Some commentators said Beijing had squandered its early success in fighting the pandemic because it believed its political will alone would be enough to defeat the virus. They wondered why the government hadn’t spent the massive resources it had devoted to mass testing and quarantines on a vaccination campaign, especially among the elderly. They asked whether Beijing was irresponsible in not approving the more effective Western vaccines for the sake of national pride.
Many accused the government of failing to see the huge sacrifices businesses and individuals had to make, or complained that people were struggling to make ends meet and falling behind on mortgages and other personal loans. They were upset that some people had died of heart attacks, asthma, cancer and other illnesses because hospitals rejected them under Covid mitigation guidelines.
“As long as you don’t die from Covid, you could die for any reason,” says a viral online joke.
Beijing remains unwavering despite public resentment.
“Over the past two years, China has fully demonstrated the significant advantage of its political system and its strong national capacity to contain the pandemic,” said the state-run People’s Daily on Monday. The zero-covid policy is a “line of defense that a nation of 1.4 billion people will have to hold on to,” it said.
Beijing also appeared to be on the heels of backing Russia by publishing a series of official comments blaming US hegemony for the war in Ukraine. On Tuesday, a comment in the People’s Daily called the United States “the initiator” of the war, calling it a “crisis”. On Wednesday, another comment on the same page said the United States is “putting oil on the fire” by providing military aid to Ukraine and imposing sanctions on Russia.
That’s troubling to many who fear Beijing’s pro-Moscow stance could accelerate China’s decoupling from the West, or even lead to Russia-like sanctions that would have huge implications for technology, trade and capital markets. .

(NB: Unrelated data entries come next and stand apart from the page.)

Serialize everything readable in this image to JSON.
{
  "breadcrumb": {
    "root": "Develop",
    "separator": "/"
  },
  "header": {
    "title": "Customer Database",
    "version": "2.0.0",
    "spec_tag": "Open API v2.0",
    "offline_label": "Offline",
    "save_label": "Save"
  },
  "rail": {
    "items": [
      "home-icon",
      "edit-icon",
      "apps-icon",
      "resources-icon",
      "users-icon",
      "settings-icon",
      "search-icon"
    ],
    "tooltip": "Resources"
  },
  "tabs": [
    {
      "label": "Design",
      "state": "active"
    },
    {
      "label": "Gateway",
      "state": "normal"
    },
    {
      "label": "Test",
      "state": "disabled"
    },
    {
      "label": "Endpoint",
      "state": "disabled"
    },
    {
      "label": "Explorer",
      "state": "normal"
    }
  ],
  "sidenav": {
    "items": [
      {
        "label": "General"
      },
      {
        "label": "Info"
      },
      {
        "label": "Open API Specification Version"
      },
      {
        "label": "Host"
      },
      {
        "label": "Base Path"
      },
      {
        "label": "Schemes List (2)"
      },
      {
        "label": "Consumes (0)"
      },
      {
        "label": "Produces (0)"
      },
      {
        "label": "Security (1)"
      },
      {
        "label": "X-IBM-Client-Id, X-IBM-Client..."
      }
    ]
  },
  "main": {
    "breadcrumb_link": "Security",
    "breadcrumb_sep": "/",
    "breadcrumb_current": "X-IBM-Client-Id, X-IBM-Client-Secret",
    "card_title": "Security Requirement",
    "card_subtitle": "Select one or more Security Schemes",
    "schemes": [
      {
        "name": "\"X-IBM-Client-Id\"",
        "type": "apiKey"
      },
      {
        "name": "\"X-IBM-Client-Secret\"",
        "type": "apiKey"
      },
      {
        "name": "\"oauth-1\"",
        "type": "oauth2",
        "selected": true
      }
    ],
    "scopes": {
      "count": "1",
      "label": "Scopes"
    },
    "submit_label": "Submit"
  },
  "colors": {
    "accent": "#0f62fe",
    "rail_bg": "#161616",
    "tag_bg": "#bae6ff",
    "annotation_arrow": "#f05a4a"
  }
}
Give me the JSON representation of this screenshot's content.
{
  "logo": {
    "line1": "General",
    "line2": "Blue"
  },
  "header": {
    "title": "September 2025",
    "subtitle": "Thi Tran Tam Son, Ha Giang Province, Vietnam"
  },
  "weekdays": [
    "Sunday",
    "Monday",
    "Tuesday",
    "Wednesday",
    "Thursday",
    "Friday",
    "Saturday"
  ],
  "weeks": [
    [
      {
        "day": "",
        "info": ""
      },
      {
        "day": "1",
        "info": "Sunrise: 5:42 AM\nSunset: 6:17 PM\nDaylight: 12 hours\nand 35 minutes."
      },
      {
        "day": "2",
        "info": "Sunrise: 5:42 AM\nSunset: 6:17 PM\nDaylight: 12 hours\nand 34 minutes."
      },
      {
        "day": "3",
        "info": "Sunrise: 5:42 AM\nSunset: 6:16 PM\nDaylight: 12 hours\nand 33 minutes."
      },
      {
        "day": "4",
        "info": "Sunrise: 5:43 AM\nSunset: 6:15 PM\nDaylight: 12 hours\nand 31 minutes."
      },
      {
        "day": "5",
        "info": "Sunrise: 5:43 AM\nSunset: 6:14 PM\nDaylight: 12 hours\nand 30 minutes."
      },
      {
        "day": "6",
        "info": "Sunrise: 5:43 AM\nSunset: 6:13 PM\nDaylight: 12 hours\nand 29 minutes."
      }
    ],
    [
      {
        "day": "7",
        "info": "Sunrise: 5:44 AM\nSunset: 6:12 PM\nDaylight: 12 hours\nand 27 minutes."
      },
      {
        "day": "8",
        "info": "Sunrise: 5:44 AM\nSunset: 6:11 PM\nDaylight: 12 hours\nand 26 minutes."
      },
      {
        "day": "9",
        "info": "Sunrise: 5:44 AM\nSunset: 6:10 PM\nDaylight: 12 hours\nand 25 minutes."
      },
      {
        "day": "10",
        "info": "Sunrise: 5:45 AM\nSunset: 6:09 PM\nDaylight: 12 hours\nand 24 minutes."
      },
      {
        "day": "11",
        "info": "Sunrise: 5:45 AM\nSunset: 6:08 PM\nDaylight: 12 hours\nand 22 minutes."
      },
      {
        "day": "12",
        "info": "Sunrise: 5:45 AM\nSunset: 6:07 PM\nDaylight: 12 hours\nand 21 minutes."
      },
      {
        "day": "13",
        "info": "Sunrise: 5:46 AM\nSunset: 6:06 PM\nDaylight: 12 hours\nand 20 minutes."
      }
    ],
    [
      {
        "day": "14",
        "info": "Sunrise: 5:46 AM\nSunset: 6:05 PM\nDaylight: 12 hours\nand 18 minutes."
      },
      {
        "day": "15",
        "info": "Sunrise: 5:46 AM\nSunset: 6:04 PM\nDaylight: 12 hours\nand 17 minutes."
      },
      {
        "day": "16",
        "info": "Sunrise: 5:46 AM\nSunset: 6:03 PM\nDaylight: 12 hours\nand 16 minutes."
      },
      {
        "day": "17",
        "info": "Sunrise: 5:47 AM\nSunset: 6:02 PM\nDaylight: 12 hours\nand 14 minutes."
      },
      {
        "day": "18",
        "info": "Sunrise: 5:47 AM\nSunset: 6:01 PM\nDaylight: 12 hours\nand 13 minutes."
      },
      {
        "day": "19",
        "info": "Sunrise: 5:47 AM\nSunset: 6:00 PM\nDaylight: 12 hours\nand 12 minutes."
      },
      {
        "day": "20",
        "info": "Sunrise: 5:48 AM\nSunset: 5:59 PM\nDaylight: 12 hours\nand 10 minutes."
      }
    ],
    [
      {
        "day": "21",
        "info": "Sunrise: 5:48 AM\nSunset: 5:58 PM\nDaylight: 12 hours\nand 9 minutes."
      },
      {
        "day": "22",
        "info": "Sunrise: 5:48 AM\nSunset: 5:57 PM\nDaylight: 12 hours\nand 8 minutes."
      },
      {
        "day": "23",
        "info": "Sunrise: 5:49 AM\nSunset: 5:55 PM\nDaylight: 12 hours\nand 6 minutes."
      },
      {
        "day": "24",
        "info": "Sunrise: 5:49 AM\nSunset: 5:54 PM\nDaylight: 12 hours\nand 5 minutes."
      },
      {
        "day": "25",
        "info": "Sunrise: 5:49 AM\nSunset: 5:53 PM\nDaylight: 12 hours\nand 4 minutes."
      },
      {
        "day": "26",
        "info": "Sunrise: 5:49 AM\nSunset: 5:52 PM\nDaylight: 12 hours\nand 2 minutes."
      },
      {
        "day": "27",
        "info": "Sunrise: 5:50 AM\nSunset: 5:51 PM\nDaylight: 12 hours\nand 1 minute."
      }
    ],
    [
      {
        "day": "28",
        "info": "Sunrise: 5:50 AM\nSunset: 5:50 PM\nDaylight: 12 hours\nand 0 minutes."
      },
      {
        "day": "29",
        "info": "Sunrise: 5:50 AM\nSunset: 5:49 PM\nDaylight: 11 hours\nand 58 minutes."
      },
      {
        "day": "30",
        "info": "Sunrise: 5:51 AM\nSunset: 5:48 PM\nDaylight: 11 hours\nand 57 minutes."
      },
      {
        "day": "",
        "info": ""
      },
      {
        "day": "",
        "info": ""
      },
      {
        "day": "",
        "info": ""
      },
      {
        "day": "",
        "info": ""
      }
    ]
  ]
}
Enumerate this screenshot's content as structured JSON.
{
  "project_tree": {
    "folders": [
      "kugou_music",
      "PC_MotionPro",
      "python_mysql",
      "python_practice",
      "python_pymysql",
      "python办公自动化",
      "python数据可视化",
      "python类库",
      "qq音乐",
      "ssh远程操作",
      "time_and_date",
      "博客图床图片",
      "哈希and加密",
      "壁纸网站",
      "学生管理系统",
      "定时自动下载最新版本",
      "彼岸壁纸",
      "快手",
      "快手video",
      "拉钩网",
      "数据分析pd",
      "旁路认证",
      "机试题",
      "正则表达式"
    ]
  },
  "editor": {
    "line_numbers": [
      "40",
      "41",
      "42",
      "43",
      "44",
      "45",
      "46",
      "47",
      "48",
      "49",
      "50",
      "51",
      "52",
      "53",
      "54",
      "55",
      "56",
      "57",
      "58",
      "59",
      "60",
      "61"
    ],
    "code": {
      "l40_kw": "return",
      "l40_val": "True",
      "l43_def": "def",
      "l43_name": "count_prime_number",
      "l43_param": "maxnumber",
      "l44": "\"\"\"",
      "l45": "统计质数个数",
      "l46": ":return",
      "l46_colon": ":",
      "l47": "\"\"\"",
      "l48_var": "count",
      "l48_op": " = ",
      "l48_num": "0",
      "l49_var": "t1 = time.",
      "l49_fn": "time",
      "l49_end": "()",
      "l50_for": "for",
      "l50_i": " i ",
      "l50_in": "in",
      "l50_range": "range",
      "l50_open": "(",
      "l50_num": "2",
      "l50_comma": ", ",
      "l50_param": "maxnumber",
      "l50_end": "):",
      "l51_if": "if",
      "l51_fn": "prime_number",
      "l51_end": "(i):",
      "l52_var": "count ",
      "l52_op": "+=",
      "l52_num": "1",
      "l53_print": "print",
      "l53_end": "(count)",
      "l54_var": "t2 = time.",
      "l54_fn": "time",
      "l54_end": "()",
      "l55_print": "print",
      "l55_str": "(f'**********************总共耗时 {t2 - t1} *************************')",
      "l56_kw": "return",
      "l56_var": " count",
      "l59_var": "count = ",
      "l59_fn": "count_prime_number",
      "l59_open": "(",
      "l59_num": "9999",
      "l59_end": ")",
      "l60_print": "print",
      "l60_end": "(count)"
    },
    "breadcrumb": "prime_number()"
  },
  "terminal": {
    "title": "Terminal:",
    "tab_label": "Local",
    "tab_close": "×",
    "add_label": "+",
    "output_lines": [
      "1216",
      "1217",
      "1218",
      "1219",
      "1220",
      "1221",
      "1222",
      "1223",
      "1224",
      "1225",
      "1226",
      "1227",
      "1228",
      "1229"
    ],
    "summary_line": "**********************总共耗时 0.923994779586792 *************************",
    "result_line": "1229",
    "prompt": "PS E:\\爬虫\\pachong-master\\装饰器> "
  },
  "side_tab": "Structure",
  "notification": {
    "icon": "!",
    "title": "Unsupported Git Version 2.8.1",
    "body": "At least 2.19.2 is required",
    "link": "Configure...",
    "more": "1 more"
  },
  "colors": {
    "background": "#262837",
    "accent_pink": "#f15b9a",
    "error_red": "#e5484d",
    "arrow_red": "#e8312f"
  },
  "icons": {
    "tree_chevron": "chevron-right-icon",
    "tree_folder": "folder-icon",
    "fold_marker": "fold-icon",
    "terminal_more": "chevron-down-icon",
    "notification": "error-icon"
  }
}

“Is it good or bad if China is thrown on the same side of the Iron Curtain as Russia?” the nationalist writer Wang Xiaodong asked his followers on Weibo. His conclusion: China should do its best to avoid the scenario, as it would have to pay an extremely high price.
The only policy area in which Beijing has given way is government crackdown on the private sector. After a sharp sell-off in Chinese stocks in mid-March, China’s economic czar, Liu He, urged government agencies to adopt market-friendly policies and exercise caution when taking measures that could hurt markets.
But China’s political campaign-style crackdown has done its damage. Massive job losses, once rare in China, are taking place in technology, real estate, education and online games, some of the sectors hardest hit by the crackdown. Reports of unemployment are widely shared as gloomy sentiment grips the educated middle class.
“At this historic turning point, we look back to the Golden Age,” read an online post about China’s four decades of economic transformation and dreams of individual prosperity. “We all thought it would be our future,” he said. “It turned out to be an illusory dream.”